## [THE TASK]
Please set down all of the data below verbatim.

Entries from a dataset of interfaces
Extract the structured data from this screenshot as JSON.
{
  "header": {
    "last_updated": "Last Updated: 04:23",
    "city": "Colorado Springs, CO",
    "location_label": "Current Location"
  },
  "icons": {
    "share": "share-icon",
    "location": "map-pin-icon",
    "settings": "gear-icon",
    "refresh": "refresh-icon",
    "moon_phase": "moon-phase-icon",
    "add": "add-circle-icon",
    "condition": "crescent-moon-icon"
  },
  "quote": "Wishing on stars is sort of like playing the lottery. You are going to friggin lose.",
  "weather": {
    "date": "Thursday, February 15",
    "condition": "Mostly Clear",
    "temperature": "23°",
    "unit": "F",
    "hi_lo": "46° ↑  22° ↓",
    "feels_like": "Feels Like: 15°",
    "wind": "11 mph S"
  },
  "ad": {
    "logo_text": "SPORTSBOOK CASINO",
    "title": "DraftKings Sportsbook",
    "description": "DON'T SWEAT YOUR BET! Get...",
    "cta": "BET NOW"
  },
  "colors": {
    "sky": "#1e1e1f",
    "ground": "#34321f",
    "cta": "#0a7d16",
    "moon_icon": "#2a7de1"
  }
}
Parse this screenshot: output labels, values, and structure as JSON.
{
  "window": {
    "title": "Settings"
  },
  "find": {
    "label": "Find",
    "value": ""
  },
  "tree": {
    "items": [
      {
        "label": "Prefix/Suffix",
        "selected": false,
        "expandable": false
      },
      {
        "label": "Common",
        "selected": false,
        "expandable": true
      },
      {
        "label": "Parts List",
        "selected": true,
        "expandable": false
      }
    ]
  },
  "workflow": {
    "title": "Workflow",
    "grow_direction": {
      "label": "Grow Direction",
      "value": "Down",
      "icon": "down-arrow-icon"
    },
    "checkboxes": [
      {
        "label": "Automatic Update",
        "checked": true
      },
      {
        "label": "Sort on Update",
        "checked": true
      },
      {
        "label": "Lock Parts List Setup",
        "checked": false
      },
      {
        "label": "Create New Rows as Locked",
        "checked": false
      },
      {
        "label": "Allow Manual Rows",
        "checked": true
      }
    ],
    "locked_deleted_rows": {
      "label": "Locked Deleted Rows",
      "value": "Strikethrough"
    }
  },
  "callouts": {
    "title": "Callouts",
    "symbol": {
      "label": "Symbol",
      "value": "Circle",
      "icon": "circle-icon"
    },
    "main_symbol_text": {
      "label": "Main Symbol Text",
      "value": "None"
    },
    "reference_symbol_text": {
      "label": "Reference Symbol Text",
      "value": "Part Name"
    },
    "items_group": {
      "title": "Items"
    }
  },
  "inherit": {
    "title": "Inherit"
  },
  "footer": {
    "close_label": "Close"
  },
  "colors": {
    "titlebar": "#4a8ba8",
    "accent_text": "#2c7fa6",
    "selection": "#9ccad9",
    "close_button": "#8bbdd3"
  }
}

## [RESULT BELOW]
Extract the structured data from this screenshot as JSON.
{
  "header": {
    "last_updated": "Last Updated: 04:23",
    "city": "Colorado Springs, CO",
    "location_label": "Current Location"
  },
  "icons": {
    "share": "share-icon",
    "location": "map-pin-icon",
    "settings": "gear-icon",
    "refresh": "refresh-icon",
    "moon_phase": "moon-phase-icon",
    "add": "add-circle-icon",
    "condition": "crescent-moon-icon"
  },
  "quote": "Wishing on stars is sort of like playing the lottery. You are going to friggin lose.",
  "weather": {
    "date": "Thursday, February 15",
    "condition": "Mostly Clear",
    "temperature": "23°",
    "unit": "F",
    "hi_lo": "46° ↑  22° ↓",
    "feels_like": "Feels Like: 15°",
    "wind": "11 mph S"
  },
  "ad": {
    "logo_text": "SPORTSBOOK CASINO",
    "title": "DraftKings Sportsbook",
    "description": "DON'T SWEAT YOUR BET! Get...",
    "cta": "BET NOW"
  },
  "colors": {
    "sky": "#1e1e1f",
    "ground": "#34321f",
    "cta": "#0a7d16",
    "moon_icon": "#2a7de1"
  }
}
Parse this screenshot: output labels, values, and structure as JSON.
{
  "window": {
    "title": "Settings"
  },
  "find": {
    "label": "Find",
    "value": ""
  },
  "tree": {
    "items": [
      {
        "label": "Prefix/Suffix",
        "selected": false,
        "expandable": false
      },
      {
        "label": "Common",
        "selected": false,
        "expandable": true
      },
      {
        "label": "Parts List",
        "selected": true,
        "expandable": false
      }
    ]
  },
  "workflow": {
    "title": "Workflow",
    "grow_direction": {
      "label": "Grow Direction",
      "value": "Down",
      "icon": "down-arrow-icon"
    },
    "checkboxes": [
      {
        "label": "Automatic Update",
        "checked": true
      },
      {
        "label": "Sort on Update",
        "checked": true
      },
      {
        "label": "Lock Parts List Setup",
        "checked": false
      },
      {
        "label": "Create New Rows as Locked",
        "checked": false
      },
      {
        "label": "Allow Manual Rows",
        "checked": true
      }
    ],
    "locked_deleted_rows": {
      "label": "Locked Deleted Rows",
      "value": "Strikethrough"
    }
  },
  "callouts": {
    "title": "Callouts",
    "symbol": {
      "label": "Symbol",
      "value": "Circle",
      "icon": "circle-icon"
    },
    "main_symbol_text": {
      "label": "Main Symbol Text",
      "value": "None"
    },
    "reference_symbol_text": {
      "label": "Reference Symbol Text",
      "value": "Part Name"
    },
    "items_group": {
      "title": "Items"
    }
  },
  "inherit": {
    "title": "Inherit"
  },
  "footer": {
    "close_label": "Close"
  },
  "colors": {
    "titlebar": "#4a8ba8",
    "accent_text": "#2c7fa6",
    "selection": "#9ccad9",
    "close_button": "#8bbdd3"
  }
}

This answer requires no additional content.